Excerpts from an interface dataset:
-------------------------
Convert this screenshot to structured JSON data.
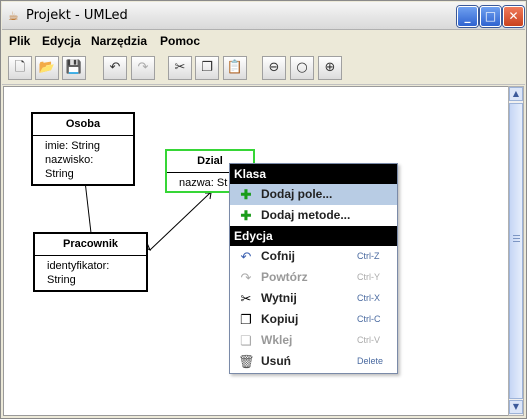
{
  "window": {
    "title": "Projekt - UMLed"
  },
  "menubar": {
    "items": [
      "Plik",
      "Edycja",
      "Narzędzia",
      "Pomoc"
    ]
  },
  "toolbar": {
    "buttons": [
      {
        "icon": "new-file-icon",
        "glyph": "🗋"
      },
      {
        "icon": "open-folder-icon",
        "glyph": "📂"
      },
      {
        "icon": "save-icon",
        "glyph": "💾"
      },
      {
        "icon": "undo-icon",
        "glyph": "↶"
      },
      {
        "icon": "redo-icon",
        "glyph": "↷"
      },
      {
        "icon": "cut-icon",
        "glyph": "✂"
      },
      {
        "icon": "copy-icon",
        "glyph": "❐"
      },
      {
        "icon": "paste-icon",
        "glyph": "📋"
      },
      {
        "icon": "zoom-out-icon",
        "glyph": "⊖"
      },
      {
        "icon": "zoom-reset-icon",
        "glyph": "○"
      },
      {
        "icon": "zoom-in-icon",
        "glyph": "⊕"
      }
    ]
  },
  "diagram": {
    "classes": [
      {
        "name": "Osoba",
        "attrs": [
          "imie: String",
          "nazwisko: String"
        ]
      },
      {
        "name": "Dzial",
        "attrs": [
          "nazwa: St"
        ]
      },
      {
        "name": "Pracownik",
        "attrs": [
          "identyfikator: String"
        ]
      }
    ]
  },
  "context_menu": {
    "sections": [
      {
        "title": "Klasa",
        "items": [
          {
            "label": "Dodaj pole...",
            "icon": "plus-icon",
            "shortcut": ""
          },
          {
            "label": "Dodaj metode...",
            "icon": "plus-icon",
            "shortcut": ""
          }
        ]
      },
      {
        "title": "Edycja",
        "items": [
          {
            "label": "Cofnij",
            "icon": "undo-icon",
            "shortcut": "Ctrl-Z"
          },
          {
            "label": "Powtórz",
            "icon": "redo-icon",
            "shortcut": "Ctrl-Y"
          },
          {
            "label": "Wytnij",
            "icon": "cut-icon",
            "shortcut": "Ctrl-X"
          },
          {
            "label": "Kopiuj",
            "icon": "copy-icon",
            "shortcut": "Ctrl-C"
          },
          {
            "label": "Wklej",
            "icon": "paste-icon",
            "shortcut": "Ctrl-V"
          },
          {
            "label": "Usuń",
            "icon": "trash-icon",
            "shortcut": "Delete"
          }
        ]
      }
    ]
  },
  "colors": {
    "selected_border": "#36d636",
    "menu_header": "#000000",
    "highlight": "#b8cce4",
    "shortcut_text": "#4a6aa0"
  }
}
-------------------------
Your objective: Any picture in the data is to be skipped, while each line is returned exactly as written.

Task response:
Convert this screenshot to structured JSON data.
{
  "window": {
    "title": "Projekt - UMLed"
  },
  "menubar": {
    "items": [
      "Plik",
      "Edycja",
      "Narzędzia",
      "Pomoc"
    ]
  },
  "toolbar": {
    "buttons": [
      {
        "icon": "new-file-icon",
        "glyph": "🗋"
      },
      {
        "icon": "open-folder-icon",
        "glyph": "📂"
      },
      {
        "icon": "save-icon",
        "glyph": "💾"
      },
      {
        "icon": "undo-icon",
        "glyph": "↶"
      },
      {
        "icon": "redo-icon",
        "glyph": "↷"
      },
      {
        "icon": "cut-icon",
        "glyph": "✂"
      },
      {
        "icon": "copy-icon",
        "glyph": "❐"
      },
      {
        "icon": "paste-icon",
        "glyph": "📋"
      },
      {
        "icon": "zoom-out-icon",
        "glyph": "⊖"
      },
      {
        "icon": "zoom-reset-icon",
        "glyph": "○"
      },
      {
        "icon": "zoom-in-icon",
        "glyph": "⊕"
      }
    ]
  },
  "diagram": {
    "classes": [
      {
        "name": "Osoba",
        "attrs": [
          "imie: String",
          "nazwisko: String"
        ]
      },
      {
        "name": "Dzial",
        "attrs": [
          "nazwa: St"
        ]
      },
      {
        "name": "Pracownik",
        "attrs": [
          "identyfikator: String"
        ]
      }
    ]
  },
  "context_menu": {
    "sections": [
      {
        "title": "Klasa",
        "items": [
          {
            "label": "Dodaj pole...",
            "icon": "plus-icon",
            "shortcut": ""
          },
          {
            "label": "Dodaj metode...",
            "icon": "plus-icon",
            "shortcut": ""
          }
        ]
      },
      {
        "title": "Edycja",
        "items": [
          {
            "label": "Cofnij",
            "icon": "undo-icon",
            "shortcut": "Ctrl-Z"
          },
          {
            "label": "Powtórz",
            "icon": "redo-icon",
            "shortcut": "Ctrl-Y"
          },
          {
            "label": "Wytnij",
            "icon": "cut-icon",
            "shortcut": "Ctrl-X"
          },
          {
            "label": "Kopiuj",
            "icon": "copy-icon",
            "shortcut": "Ctrl-C"
          },
          {
            "label": "Wklej",
            "icon": "paste-icon",
            "shortcut": "Ctrl-V"
          },
          {
            "label": "Usuń",
            "icon": "trash-icon",
            "shortcut": "Delete"
          }
        ]
      }
    ]
  },
  "colors": {
    "selected_border": "#36d636",
    "menu_header": "#000000",
    "highlight": "#b8cce4",
    "shortcut_text": "#4a6aa0"
  }
}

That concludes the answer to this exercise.